The technical directive specifically lists four designs it says are not permitted.
The first two are wing elements that move vertically, longitudinally or laterally relative to whatever bodywork they are attached to and wing elements that rotate relative to the bodywork they are fixed to.
The next is designs using elastomeric fillets (ie that distort under load then return to their originally shape once unloaded) in compliant sections of wing profile or thin flexible laminate at junctions that can deflect to aero advantage.
Also not permitted are designs using soft trailing edges to prevent cracking as a result of the deflection.
The technical directive also mentions cases that are permitted that relate to details of the floor, plank, slot gaps and pin-jointed structures (ie those permitting relative rotation on one axis).
HOW WILL COMPLIANCE BE TESTED?
The latest draft of TD018 requires teams to submit design details to the FIA by the close of business on September 8 for compliance checks. This will allow he FIA to ensure the designs comply with the technical directive and give feedback to teams if required.

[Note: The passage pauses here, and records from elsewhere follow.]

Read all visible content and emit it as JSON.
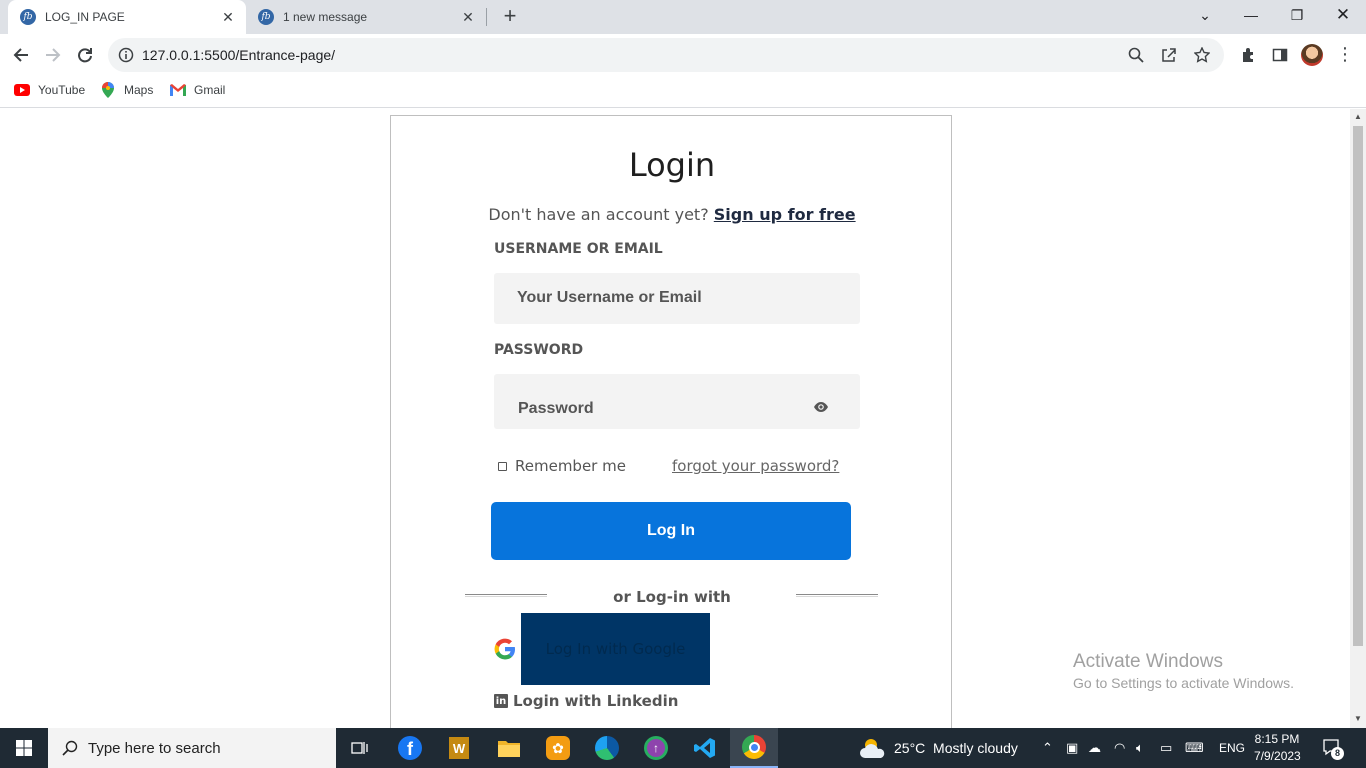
{
  "browser": {
    "tabs": [
      {
        "title": "LOG_IN PAGE",
        "active": true
      },
      {
        "title": "1 new message",
        "active": false
      }
    ],
    "url": "127.0.0.1:5500/Entrance-page/",
    "bookmarks": [
      "YouTube",
      "Maps",
      "Gmail"
    ]
  },
  "login": {
    "title": "Login",
    "signup_prompt": "Don't have an account yet?",
    "signup_link": "Sign up for free",
    "username_label": "USERNAME OR EMAIL",
    "username_placeholder": "Your Username or Email",
    "password_label": "PASSWORD",
    "password_placeholder": "Password",
    "remember_label": "Remember me",
    "forgot_link": "forgot your password?",
    "login_button": "Log In",
    "or_text": "or Log-in with",
    "google_button": "Log In with Google",
    "linkedin_text": "Login with Linkedin",
    "button_color": "#0774dc",
    "google_button_color": "#003566"
  },
  "watermark": {
    "title": "Activate Windows",
    "subtitle": "Go to Settings to activate Windows."
  },
  "taskbar": {
    "search_placeholder": "Type here to search",
    "weather": "25°C  Mostly cloudy",
    "language": "ENG",
    "time": "8:15 PM",
    "date": "7/9/2023",
    "notification_count": "8"
  }
}
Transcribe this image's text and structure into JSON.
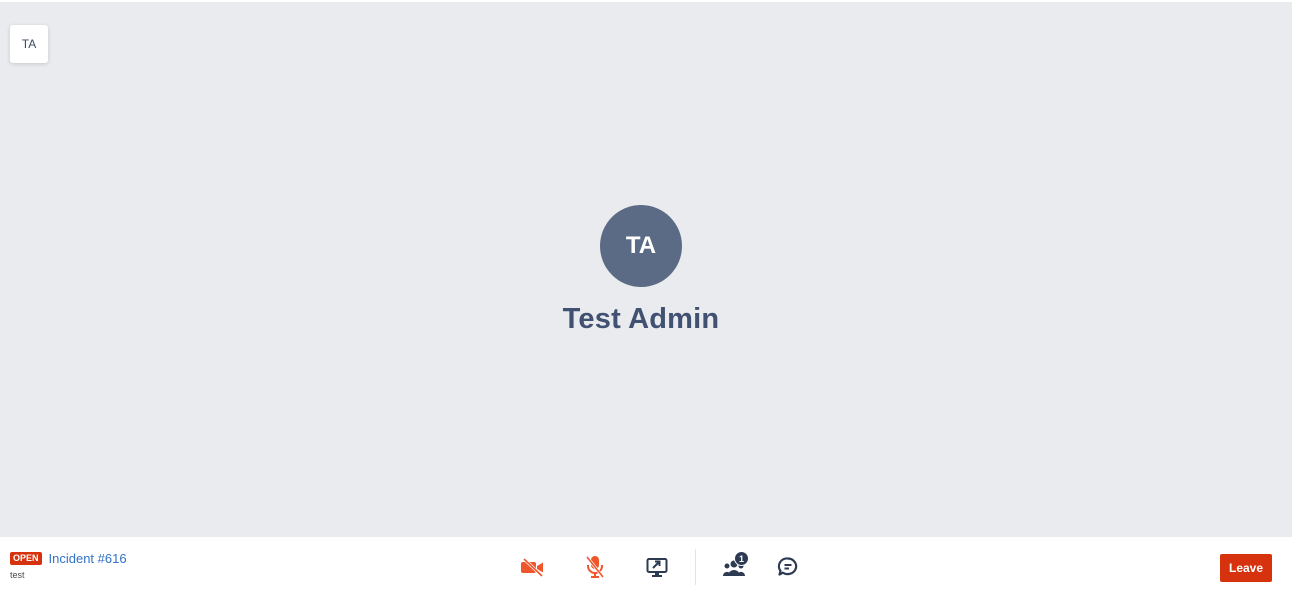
{
  "self_tile": {
    "initials": "TA"
  },
  "participant": {
    "initials": "TA",
    "name": "Test Admin"
  },
  "incident": {
    "status": "OPEN",
    "title": "Incident #616",
    "subtitle": "test"
  },
  "controls": {
    "camera_icon": "camera-off-icon",
    "mic_icon": "microphone-off-icon",
    "share_icon": "screen-share-icon",
    "participants_icon": "participants-icon",
    "participants_count": "1",
    "chat_icon": "chat-icon"
  },
  "leave_label": "Leave",
  "colors": {
    "accent_red": "#d6320d",
    "muted_orange": "#f0562b",
    "link_blue": "#3173c7",
    "avatar_bg": "#5c6b85",
    "stage_bg": "#e9ebef"
  }
}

Assembly drawings or images and cross sections are required that show the fixation of the front wing elements to the nose, the fixation of the rear wing elements to the rear wing endplates, rear impact structure and pylon(s) and the fixation of the rear wing pylon(s) to the rear impact structure.
The usual checks will be conducted during the Singapore GP weekend using the static load tests. The FIA has already incorporated checks for relative movement into these, partly through loading and unloading components more rapidly than before.
However, there are other methods used beyond the load tests. These include inspections both of physical parts and design documentation and video footage.
“Some of this is us physically touching and moving some components,” says Goss. “You find a fairing that’s a bit soft, and wonder what’s underneath it.
“Then you start engaging with the teams to find out what the structure underneath looks like and why the fairing might have been designed to be less rigid than it needs to be.
“Then the other method is video evidence. We have the dots on the wings and you can use the dots on the wings to measure the amount of motion of the different wing elements. You can also use other references on the wings.
“So we do a lot of the standard measurements and a lot of more ad hoc exploratory measurements. Sometimes, it’s not just a case of looking at a video in standard replay and you have to start chopping images and overlaying them and switching between them to see how things might move relative to each other.”
WILL IT CHANGE THE COMPETITIVE ORDER?
The introduction of the technical directive is not expected to reshuffle the pack dramatically, but it does have the potential to impact the relative competitiveness of cars.
The 2023 grid is relatively condensed in terms of performance, with on average less than 2% difference in qualifying laptime performance across the season. This means that small performance swings can mean teams move around in the order. However, it’s impossible to predict what impact, if any, there will be.
But this isn’t an attempt to impact the competitiveness of teams, it’s part of the incessant process of policing the regulations in an enormously complicated sporting endeavour. There will always be those who demand black-and-white rules and zero tolerance, but as some degree of bodywork flexibility is unavoidable it would be futile to demand absolute compliance with the demand for rigidity.
Aspects of this technical directive should and likely will be integrated into the technical regulations in future and there will doubtless be more such interventions in the future as teams hit on new ideas and apply new technology to their designs.
This process is a never-ending one, that’s the nature of the beast in F1. This latest technical directive is simply the latest step that will ensure everyone is on the same page and ensure the FIA curbs the design creep in flexible bodywork.